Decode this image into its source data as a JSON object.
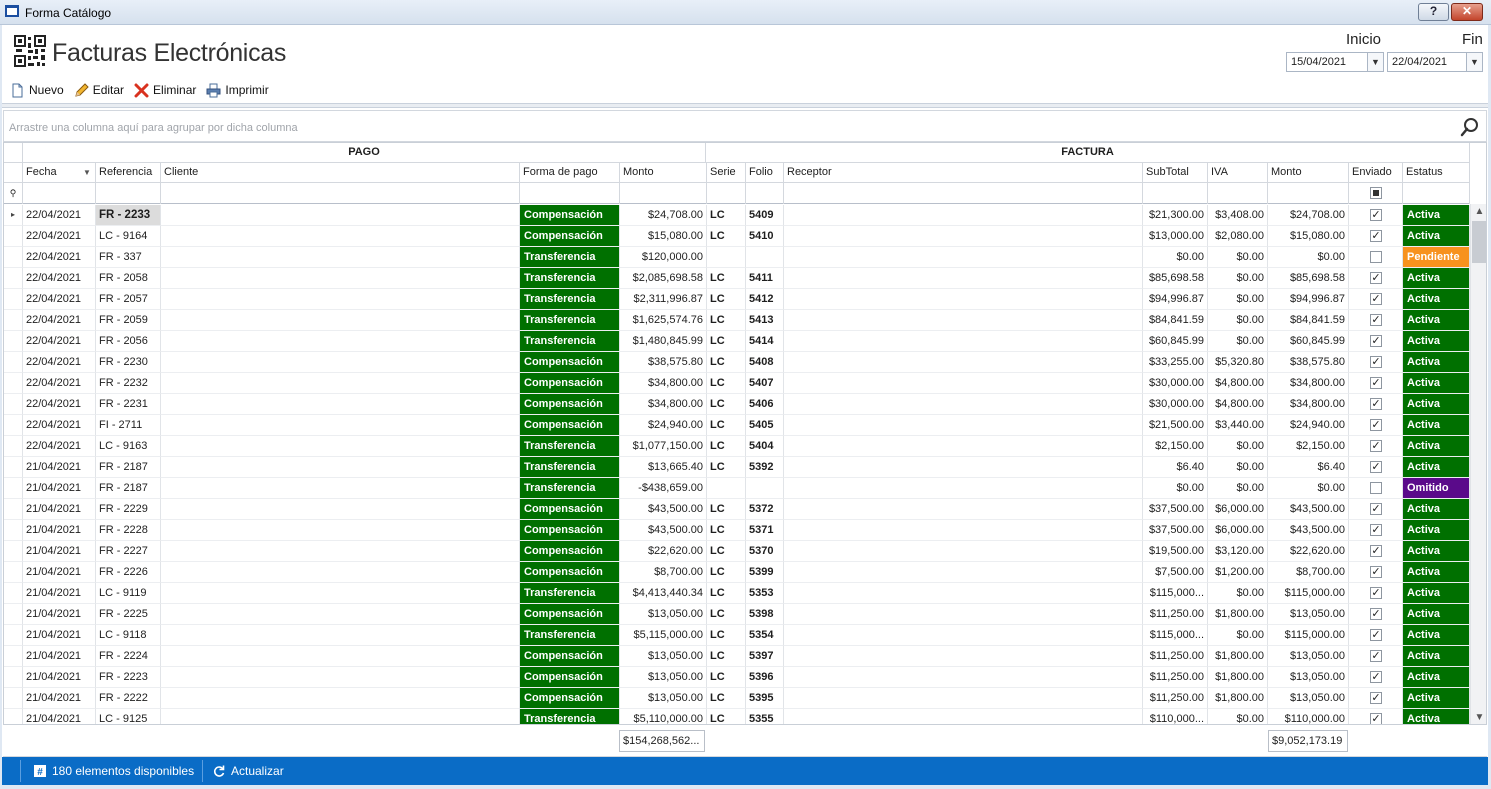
{
  "window": {
    "title": "Forma Catálogo",
    "help_label": "?",
    "close_label": "✕"
  },
  "header": {
    "title": "Facturas Electrónicas"
  },
  "toolbar": {
    "new_label": "Nuevo",
    "edit_label": "Editar",
    "delete_label": "Eliminar",
    "print_label": "Imprimir"
  },
  "dates": {
    "start_label": "Inicio",
    "end_label": "Fin",
    "start_value": "15/04/2021",
    "end_value": "22/04/2021"
  },
  "group_panel": {
    "hint": "Arrastre una columna aquí para agrupar por dicha columna"
  },
  "grid": {
    "bands": {
      "pago": "PAGO",
      "factura": "FACTURA"
    },
    "columns": {
      "fecha": "Fecha",
      "referencia": "Referencia",
      "cliente": "Cliente",
      "forma_pago": "Forma de pago",
      "monto_pago": "Monto",
      "serie": "Serie",
      "folio": "Folio",
      "receptor": "Receptor",
      "subtotal": "SubTotal",
      "iva": "IVA",
      "monto": "Monto",
      "enviado": "Enviado",
      "estatus": "Estatus"
    },
    "rows": [
      {
        "fecha": "22/04/2021",
        "ref": "FR - 2233",
        "forma": "Compensación",
        "monto_pago": "$24,708.00",
        "serie": "LC",
        "folio": "5409",
        "subtotal": "$21,300.00",
        "iva": "$3,408.00",
        "monto": "$24,708.00",
        "enviado": true,
        "estatus": "Activa"
      },
      {
        "fecha": "22/04/2021",
        "ref": "LC - 9164",
        "forma": "Compensación",
        "monto_pago": "$15,080.00",
        "serie": "LC",
        "folio": "5410",
        "subtotal": "$13,000.00",
        "iva": "$2,080.00",
        "monto": "$15,080.00",
        "enviado": true,
        "estatus": "Activa"
      },
      {
        "fecha": "22/04/2021",
        "ref": "FR - 337",
        "forma": "Transferencia",
        "monto_pago": "$120,000.00",
        "serie": "",
        "folio": "",
        "subtotal": "$0.00",
        "iva": "$0.00",
        "monto": "$0.00",
        "enviado": false,
        "estatus": "Pendiente"
      },
      {
        "fecha": "22/04/2021",
        "ref": "FR - 2058",
        "forma": "Transferencia",
        "monto_pago": "$2,085,698.58",
        "serie": "LC",
        "folio": "5411",
        "subtotal": "$85,698.58",
        "iva": "$0.00",
        "monto": "$85,698.58",
        "enviado": true,
        "estatus": "Activa"
      },
      {
        "fecha": "22/04/2021",
        "ref": "FR - 2057",
        "forma": "Transferencia",
        "monto_pago": "$2,311,996.87",
        "serie": "LC",
        "folio": "5412",
        "subtotal": "$94,996.87",
        "iva": "$0.00",
        "monto": "$94,996.87",
        "enviado": true,
        "estatus": "Activa"
      },
      {
        "fecha": "22/04/2021",
        "ref": "FR - 2059",
        "forma": "Transferencia",
        "monto_pago": "$1,625,574.76",
        "serie": "LC",
        "folio": "5413",
        "subtotal": "$84,841.59",
        "iva": "$0.00",
        "monto": "$84,841.59",
        "enviado": true,
        "estatus": "Activa"
      },
      {
        "fecha": "22/04/2021",
        "ref": "FR - 2056",
        "forma": "Transferencia",
        "monto_pago": "$1,480,845.99",
        "serie": "LC",
        "folio": "5414",
        "subtotal": "$60,845.99",
        "iva": "$0.00",
        "monto": "$60,845.99",
        "enviado": true,
        "estatus": "Activa"
      },
      {
        "fecha": "22/04/2021",
        "ref": "FR - 2230",
        "forma": "Compensación",
        "monto_pago": "$38,575.80",
        "serie": "LC",
        "folio": "5408",
        "subtotal": "$33,255.00",
        "iva": "$5,320.80",
        "monto": "$38,575.80",
        "enviado": true,
        "estatus": "Activa"
      },
      {
        "fecha": "22/04/2021",
        "ref": "FR - 2232",
        "forma": "Compensación",
        "monto_pago": "$34,800.00",
        "serie": "LC",
        "folio": "5407",
        "subtotal": "$30,000.00",
        "iva": "$4,800.00",
        "monto": "$34,800.00",
        "enviado": true,
        "estatus": "Activa"
      },
      {
        "fecha": "22/04/2021",
        "ref": "FR - 2231",
        "forma": "Compensación",
        "monto_pago": "$34,800.00",
        "serie": "LC",
        "folio": "5406",
        "subtotal": "$30,000.00",
        "iva": "$4,800.00",
        "monto": "$34,800.00",
        "enviado": true,
        "estatus": "Activa"
      },
      {
        "fecha": "22/04/2021",
        "ref": "FI - 2711",
        "forma": "Compensación",
        "monto_pago": "$24,940.00",
        "serie": "LC",
        "folio": "5405",
        "subtotal": "$21,500.00",
        "iva": "$3,440.00",
        "monto": "$24,940.00",
        "enviado": true,
        "estatus": "Activa"
      },
      {
        "fecha": "22/04/2021",
        "ref": "LC - 9163",
        "forma": "Transferencia",
        "monto_pago": "$1,077,150.00",
        "serie": "LC",
        "folio": "5404",
        "subtotal": "$2,150.00",
        "iva": "$0.00",
        "monto": "$2,150.00",
        "enviado": true,
        "estatus": "Activa"
      },
      {
        "fecha": "21/04/2021",
        "ref": "FR - 2187",
        "forma": "Transferencia",
        "monto_pago": "$13,665.40",
        "serie": "LC",
        "folio": "5392",
        "subtotal": "$6.40",
        "iva": "$0.00",
        "monto": "$6.40",
        "enviado": true,
        "estatus": "Activa"
      },
      {
        "fecha": "21/04/2021",
        "ref": "FR - 2187",
        "forma": "Transferencia",
        "monto_pago": "-$438,659.00",
        "serie": "",
        "folio": "",
        "subtotal": "$0.00",
        "iva": "$0.00",
        "monto": "$0.00",
        "enviado": false,
        "estatus": "Omitido"
      },
      {
        "fecha": "21/04/2021",
        "ref": "FR - 2229",
        "forma": "Compensación",
        "monto_pago": "$43,500.00",
        "serie": "LC",
        "folio": "5372",
        "subtotal": "$37,500.00",
        "iva": "$6,000.00",
        "monto": "$43,500.00",
        "enviado": true,
        "estatus": "Activa"
      },
      {
        "fecha": "21/04/2021",
        "ref": "FR - 2228",
        "forma": "Compensación",
        "monto_pago": "$43,500.00",
        "serie": "LC",
        "folio": "5371",
        "subtotal": "$37,500.00",
        "iva": "$6,000.00",
        "monto": "$43,500.00",
        "enviado": true,
        "estatus": "Activa"
      },
      {
        "fecha": "21/04/2021",
        "ref": "FR - 2227",
        "forma": "Compensación",
        "monto_pago": "$22,620.00",
        "serie": "LC",
        "folio": "5370",
        "subtotal": "$19,500.00",
        "iva": "$3,120.00",
        "monto": "$22,620.00",
        "enviado": true,
        "estatus": "Activa"
      },
      {
        "fecha": "21/04/2021",
        "ref": "FR - 2226",
        "forma": "Compensación",
        "monto_pago": "$8,700.00",
        "serie": "LC",
        "folio": "5399",
        "subtotal": "$7,500.00",
        "iva": "$1,200.00",
        "monto": "$8,700.00",
        "enviado": true,
        "estatus": "Activa"
      },
      {
        "fecha": "21/04/2021",
        "ref": "LC - 9119",
        "forma": "Transferencia",
        "monto_pago": "$4,413,440.34",
        "serie": "LC",
        "folio": "5353",
        "subtotal": "$115,000...",
        "iva": "$0.00",
        "monto": "$115,000.00",
        "enviado": true,
        "estatus": "Activa"
      },
      {
        "fecha": "21/04/2021",
        "ref": "FR - 2225",
        "forma": "Compensación",
        "monto_pago": "$13,050.00",
        "serie": "LC",
        "folio": "5398",
        "subtotal": "$11,250.00",
        "iva": "$1,800.00",
        "monto": "$13,050.00",
        "enviado": true,
        "estatus": "Activa"
      },
      {
        "fecha": "21/04/2021",
        "ref": "LC - 9118",
        "forma": "Transferencia",
        "monto_pago": "$5,115,000.00",
        "serie": "LC",
        "folio": "5354",
        "subtotal": "$115,000...",
        "iva": "$0.00",
        "monto": "$115,000.00",
        "enviado": true,
        "estatus": "Activa"
      },
      {
        "fecha": "21/04/2021",
        "ref": "FR - 2224",
        "forma": "Compensación",
        "monto_pago": "$13,050.00",
        "serie": "LC",
        "folio": "5397",
        "subtotal": "$11,250.00",
        "iva": "$1,800.00",
        "monto": "$13,050.00",
        "enviado": true,
        "estatus": "Activa"
      },
      {
        "fecha": "21/04/2021",
        "ref": "FR - 2223",
        "forma": "Compensación",
        "monto_pago": "$13,050.00",
        "serie": "LC",
        "folio": "5396",
        "subtotal": "$11,250.00",
        "iva": "$1,800.00",
        "monto": "$13,050.00",
        "enviado": true,
        "estatus": "Activa"
      },
      {
        "fecha": "21/04/2021",
        "ref": "FR - 2222",
        "forma": "Compensación",
        "monto_pago": "$13,050.00",
        "serie": "LC",
        "folio": "5395",
        "subtotal": "$11,250.00",
        "iva": "$1,800.00",
        "monto": "$13,050.00",
        "enviado": true,
        "estatus": "Activa"
      },
      {
        "fecha": "21/04/2021",
        "ref": "LC - 9125",
        "forma": "Transferencia",
        "monto_pago": "$5,110,000.00",
        "serie": "LC",
        "folio": "5355",
        "subtotal": "$110,000...",
        "iva": "$0.00",
        "monto": "$110,000.00",
        "enviado": true,
        "estatus": "Activa"
      }
    ],
    "totals": {
      "monto_pago": "$154,268,562...",
      "monto": "$9,052,173.19"
    }
  },
  "statusbar": {
    "count_label": "180 elementos disponibles",
    "refresh_label": "Actualizar"
  },
  "colors": {
    "payment_green": "#007000",
    "status_active": "#007000",
    "status_pending": "#f7921e",
    "status_omitted": "#5a0a8a",
    "statusbar_blue": "#0a6cc6"
  }
}
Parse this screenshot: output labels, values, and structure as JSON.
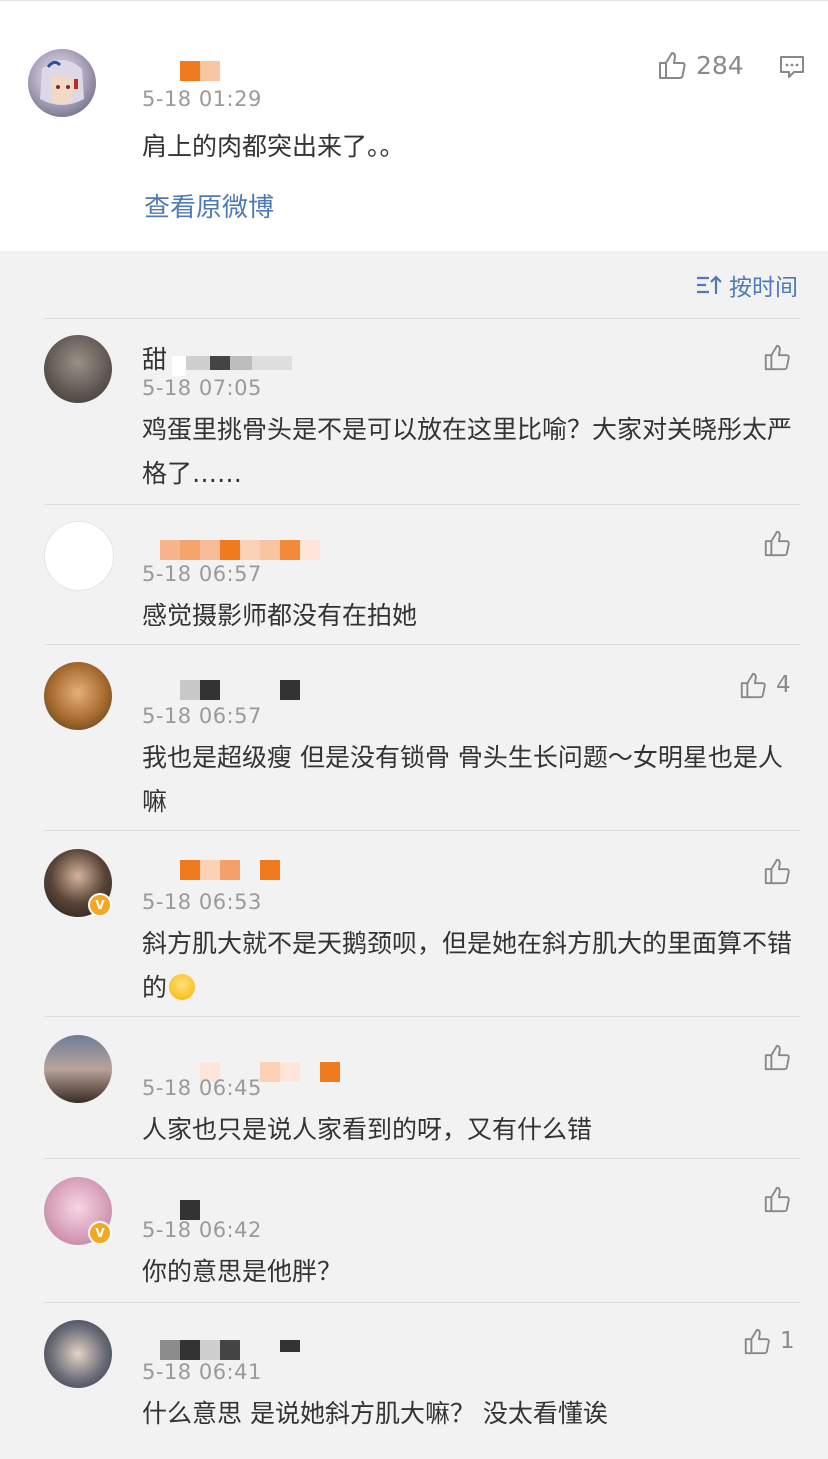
{
  "top_comment": {
    "time": "5-18 01:29",
    "text": "肩上的肉都突出来了。。",
    "likes": "284",
    "view_original": "查看原微博"
  },
  "sort": {
    "label": "按时间"
  },
  "comments": [
    {
      "name_visible": "甜",
      "time": "5-18 07:05",
      "text": "鸡蛋里挑骨头是不是可以放在这里比喻？大家对关晓彤太严格了……",
      "likes": ""
    },
    {
      "name_visible": "",
      "time": "5-18 06:57",
      "text": "感觉摄影师都没有在拍她",
      "likes": ""
    },
    {
      "name_visible": "",
      "time": "5-18 06:57",
      "text": "我也是超级瘦 但是没有锁骨 骨头生长问题～女明星也是人嘛",
      "likes": "4"
    },
    {
      "name_visible": "",
      "time": "5-18 06:53",
      "text": "斜方肌大就不是天鹅颈呗，但是她在斜方肌大的里面算不错的",
      "likes": ""
    },
    {
      "name_visible": "",
      "time": "5-18 06:45",
      "text": "人家也只是说人家看到的呀，又有什么错",
      "likes": ""
    },
    {
      "name_visible": "",
      "time": "5-18 06:42",
      "text": "你的意思是他胖？",
      "likes": ""
    },
    {
      "name_visible": "",
      "time": "5-18 06:41",
      "text": "什么意思 是说她斜方肌大嘛？ 没太看懂诶",
      "likes": "1"
    }
  ],
  "colors": {
    "accent": "#4f7ab5",
    "mosaic_orange": "#f07a1e",
    "verified": "#f5a623"
  }
}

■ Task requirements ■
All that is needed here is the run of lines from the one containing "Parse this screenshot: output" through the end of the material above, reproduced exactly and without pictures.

■ Response below ■
Parse this screenshot: output labels, values, and structure as JSON.
{
  "top_comment": {
    "time": "5-18 01:29",
    "text": "肩上的肉都突出来了。。",
    "likes": "284",
    "view_original": "查看原微博"
  },
  "sort": {
    "label": "按时间"
  },
  "comments": [
    {
      "name_visible": "甜",
      "time": "5-18 07:05",
      "text": "鸡蛋里挑骨头是不是可以放在这里比喻？大家对关晓彤太严格了……",
      "likes": ""
    },
    {
      "name_visible": "",
      "time": "5-18 06:57",
      "text": "感觉摄影师都没有在拍她",
      "likes": ""
    },
    {
      "name_visible": "",
      "time": "5-18 06:57",
      "text": "我也是超级瘦 但是没有锁骨 骨头生长问题～女明星也是人嘛",
      "likes": "4"
    },
    {
      "name_visible": "",
      "time": "5-18 06:53",
      "text": "斜方肌大就不是天鹅颈呗，但是她在斜方肌大的里面算不错的",
      "likes": ""
    },
    {
      "name_visible": "",
      "time": "5-18 06:45",
      "text": "人家也只是说人家看到的呀，又有什么错",
      "likes": ""
    },
    {
      "name_visible": "",
      "time": "5-18 06:42",
      "text": "你的意思是他胖？",
      "likes": ""
    },
    {
      "name_visible": "",
      "time": "5-18 06:41",
      "text": "什么意思 是说她斜方肌大嘛？ 没太看懂诶",
      "likes": "1"
    }
  ],
  "colors": {
    "accent": "#4f7ab5",
    "mosaic_orange": "#f07a1e",
    "verified": "#f5a623"
  }
}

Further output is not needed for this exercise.